I did like Les Mis very much, though not so much for its representations of personal tragedy that my friend was no doubt referring to. The solo performances were indeed captivating (especially Robert Cuccioli's portrayal of Javert's sad obsession with law and order), but what really did it for me was the artfully organized chaos of the mob scenes.
As Les Mis is set in revolutionary France, the musical supplies plenty of packed-stage rioting and revelry, but there were three numbers that I thought the CLO ensemble pulled of with especially ferocious aplomb.
This number took all the grime and glamor of 19th century prostitution and raised it to a colossal exponent -- a feat that's even more impressive when you consider they did it with clothes on. The song was a kind of see-saw "duet" between the titular females and their boorish pimps, wherein the raunchy thrusts of a half-dozen couples obeyed the swells and dips in the orchestration. Apparently, sex-on-the-street-corner is, somewhat paradoxically, even filthier when well-choreographed.
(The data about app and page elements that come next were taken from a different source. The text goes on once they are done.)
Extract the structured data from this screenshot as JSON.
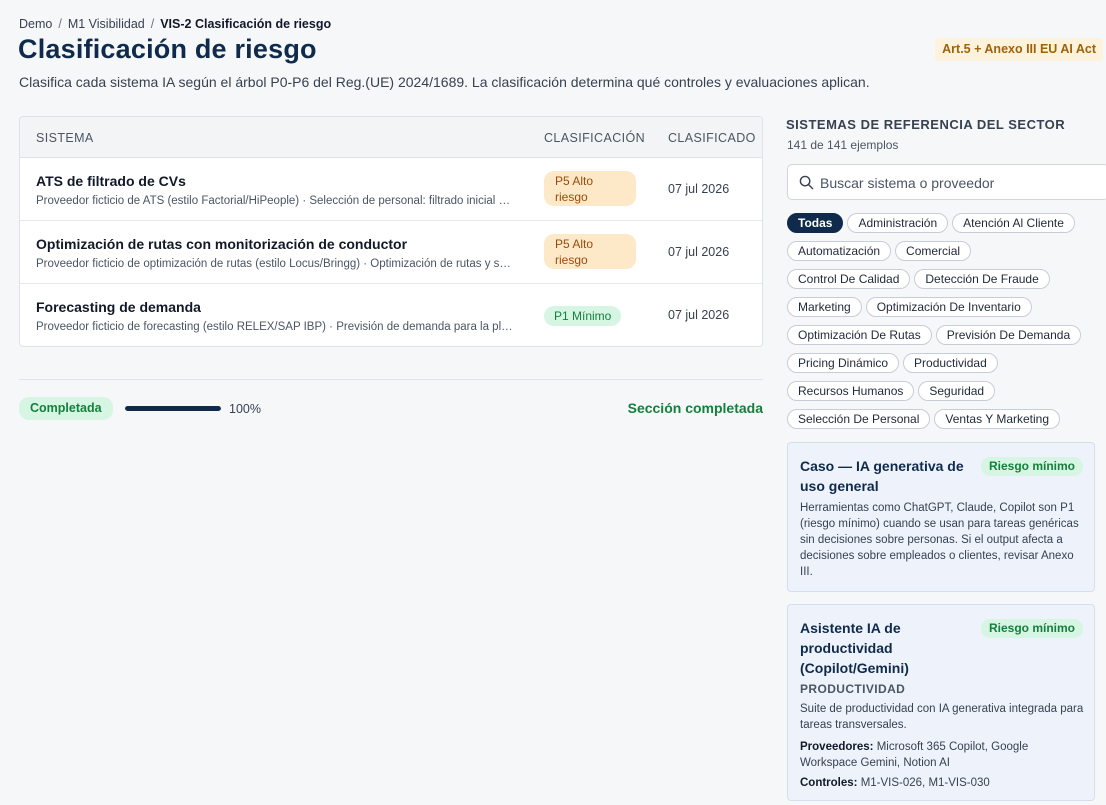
{
  "breadcrumb": {
    "items": [
      "Demo",
      "M1 Visibilidad"
    ],
    "current": "VIS-2 Clasificación de riesgo"
  },
  "header": {
    "title": "Clasificación de riesgo",
    "badge": "Art.5 + Anexo III EU AI Act",
    "subtitle": "Clasifica cada sistema IA según el árbol P0-P6 del Reg.(UE) 2024/1689. La clasificación determina qué controles y evaluaciones aplican."
  },
  "table": {
    "columns": [
      "SISTEMA",
      "CLASIFICACIÓN",
      "CLASIFICADO"
    ],
    "rows": [
      {
        "name": "ATS de filtrado de CVs",
        "desc": "Proveedor ficticio de ATS (estilo Factorial/HiPeople) · Selección de personal: filtrado inicial de candidatos",
        "classification": "P5 Alto riesgo",
        "level": "high",
        "date": "07 jul 2026"
      },
      {
        "name": "Optimización de rutas con monitorización de conductor",
        "desc": "Proveedor ficticio de optimización de rutas (estilo Locus/Bringg) · Optimización de rutas y seguimiento",
        "classification": "P5 Alto riesgo",
        "level": "high",
        "date": "07 jul 2026"
      },
      {
        "name": "Forecasting de demanda",
        "desc": "Proveedor ficticio de forecasting (estilo RELEX/SAP IBP) · Previsión de demanda para la planificación",
        "classification": "P1 Mínimo",
        "level": "low",
        "date": "07 jul 2026"
      }
    ]
  },
  "progress": {
    "status": "Completada",
    "percent": 100,
    "percent_label": "100%",
    "section_label": "Sección completada"
  },
  "sidebar": {
    "title": "SISTEMAS DE REFERENCIA DEL SECTOR",
    "count": "141 de 141 ejemplos",
    "search_placeholder": "Buscar sistema o proveedor",
    "chip_rows": [
      [
        "Todas",
        "Administración",
        "Atención Al Cliente"
      ],
      [
        "Automatización",
        "Comercial"
      ],
      [
        "Control De Calidad",
        "Detección De Fraude"
      ],
      [
        "Marketing",
        "Optimización De Inventario"
      ],
      [
        "Optimización De Rutas",
        "Previsión De Demanda"
      ],
      [
        "Pricing Dinámico",
        "Productividad"
      ],
      [
        "Recursos Humanos",
        "Seguridad"
      ],
      [
        "Selección De Personal",
        "Ventas Y Marketing"
      ]
    ],
    "active_chip": "Todas",
    "cards": [
      {
        "title": "Caso — IA generativa de uso general",
        "badge": "Riesgo mínimo",
        "body": "Herramientas como ChatGPT, Claude, Copilot son P1 (riesgo mínimo) cuando se usan para tareas genéricas sin decisiones sobre personas. Si el output afecta a decisiones sobre empleados o clientes, revisar Anexo III."
      },
      {
        "title": "Asistente IA de productividad (Copilot/Gemini)",
        "badge": "Riesgo mínimo",
        "category": "PRODUCTIVIDAD",
        "body": "Suite de productividad con IA generativa integrada para tareas transversales.",
        "providers_label": "Proveedores:",
        "providers": "Microsoft 365 Copilot, Google Workspace Gemini, Notion AI",
        "controls_label": "Controles:",
        "controls": "M1-VIS-026, M1-VIS-030"
      }
    ]
  },
  "colors": {
    "primary": "#0f2a4a",
    "success": "#15803d",
    "warning_bg": "#fde9c8",
    "success_bg": "#d6f5e3"
  }
}
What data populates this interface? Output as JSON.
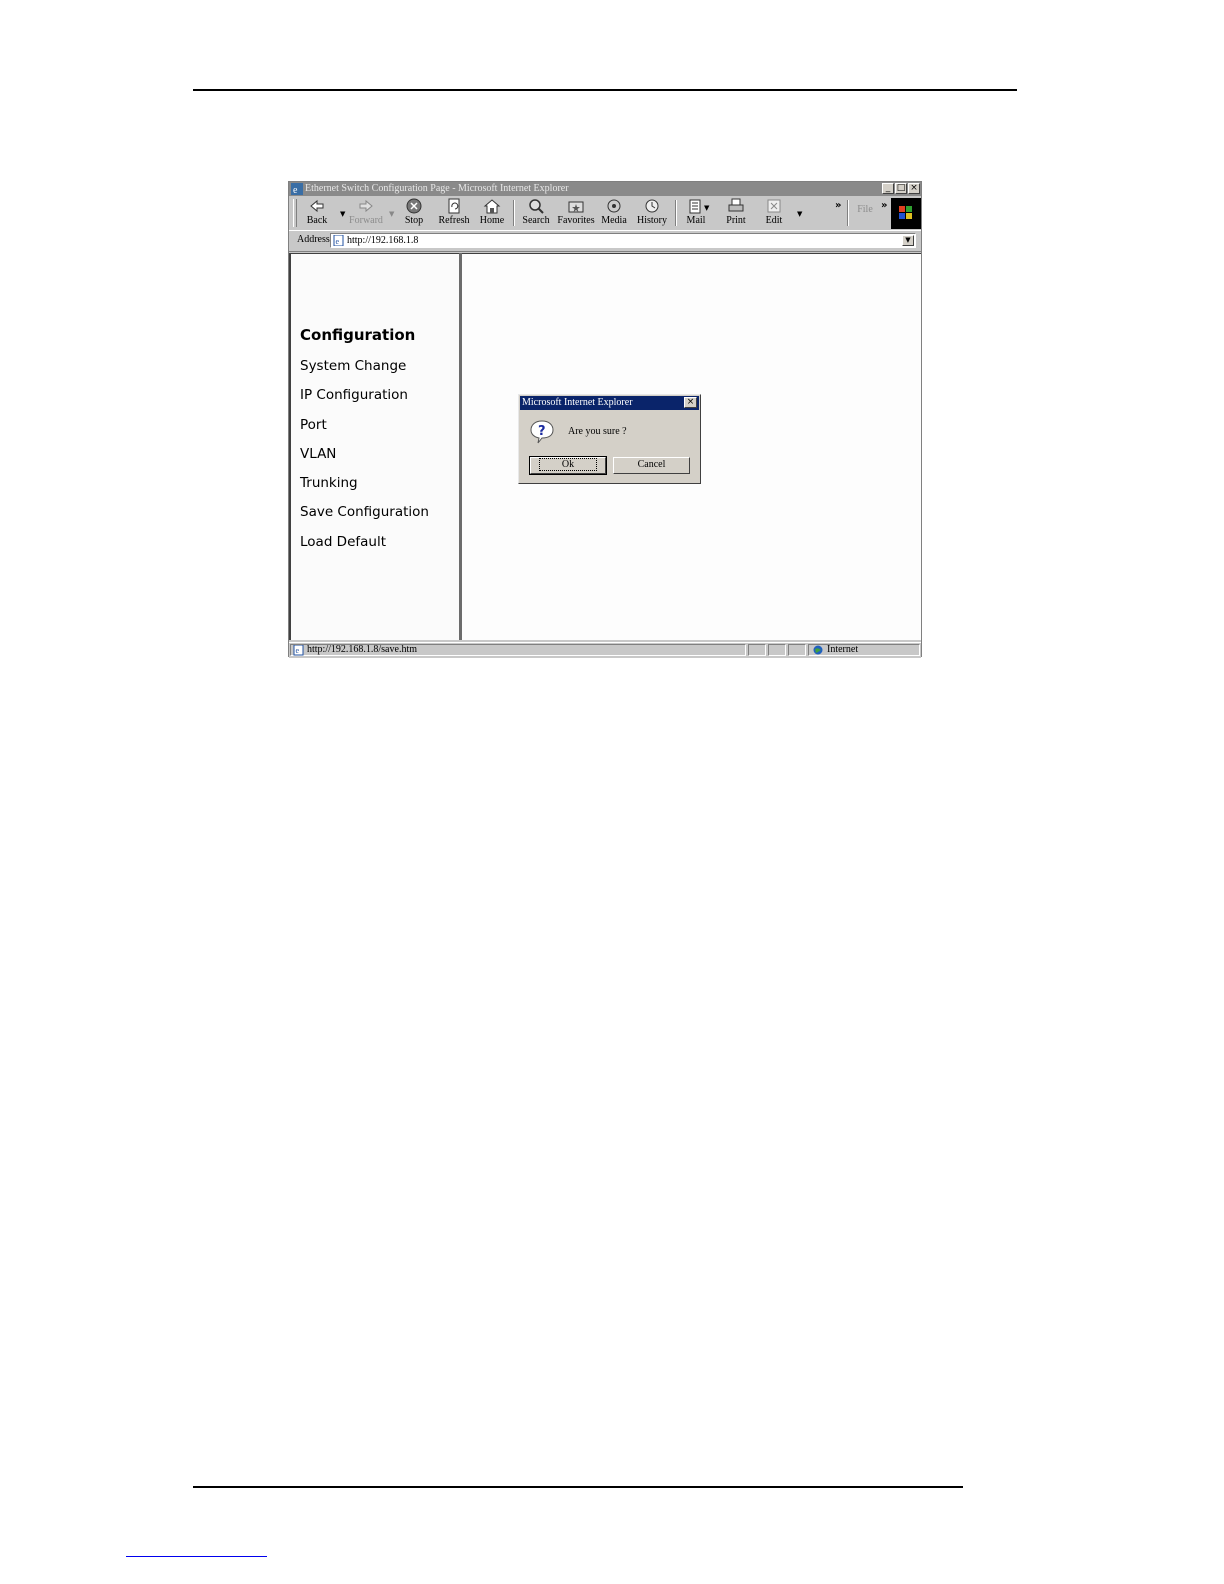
{
  "window": {
    "title": "Ethernet Switch Configuration Page - Microsoft Internet Explorer",
    "controls": [
      "_",
      "□",
      "×"
    ]
  },
  "toolbar": {
    "back": "Back",
    "forward": "Forward",
    "stop": "Stop",
    "refresh": "Refresh",
    "home": "Home",
    "search": "Search",
    "favorites": "Favorites",
    "media": "Media",
    "history": "History",
    "mail": "Mail",
    "print": "Print",
    "edit": "Edit",
    "file": "File",
    "chevron": "»"
  },
  "address": {
    "label": "Address",
    "value": "http://192.168.1.8"
  },
  "menu": {
    "heading": "Configuration",
    "items": [
      "System Change",
      "IP Configuration",
      "Port",
      "VLAN",
      "Trunking",
      "Save Configuration",
      "Load Default"
    ]
  },
  "dialog": {
    "title": "Microsoft Internet Explorer",
    "message": "Are you sure ?",
    "ok": "Ok",
    "cancel": "Cancel"
  },
  "status": {
    "url": "http://192.168.1.8/save.htm",
    "zone": "Internet"
  },
  "colors": {
    "dialog_titlebar": "#0a246a",
    "chrome": "#c8c8c8"
  }
}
"Master of the House"
Overly-stylized choreography can sometimes infringe on a scene's verisimilitude, especially if that scene happens to unfold in a sleazy inn full of drunk peasants. But Barry Ivan (who directs as well as choreographs) found the perfect intersection of synchronicity and sloppy here. Thénardier (Tim Hartman) stood on a chair and did a pompous knee bend as his inn guests wove and stumbled below him.
"Red and Black"
Poor Marius (Mathew Scott). He finds love at first sight just as revolutionary fervor hits the boiling point in Paris. If this happened in real life, Marius might have told a few friends who might have given him sympathetic pats on the back, but this is Les Mis, where, instead, his buddies have booming and sonorous voices and join him in an incendiary celebration-cum-lament about love and war.
(Les Miserables runs through July 19.)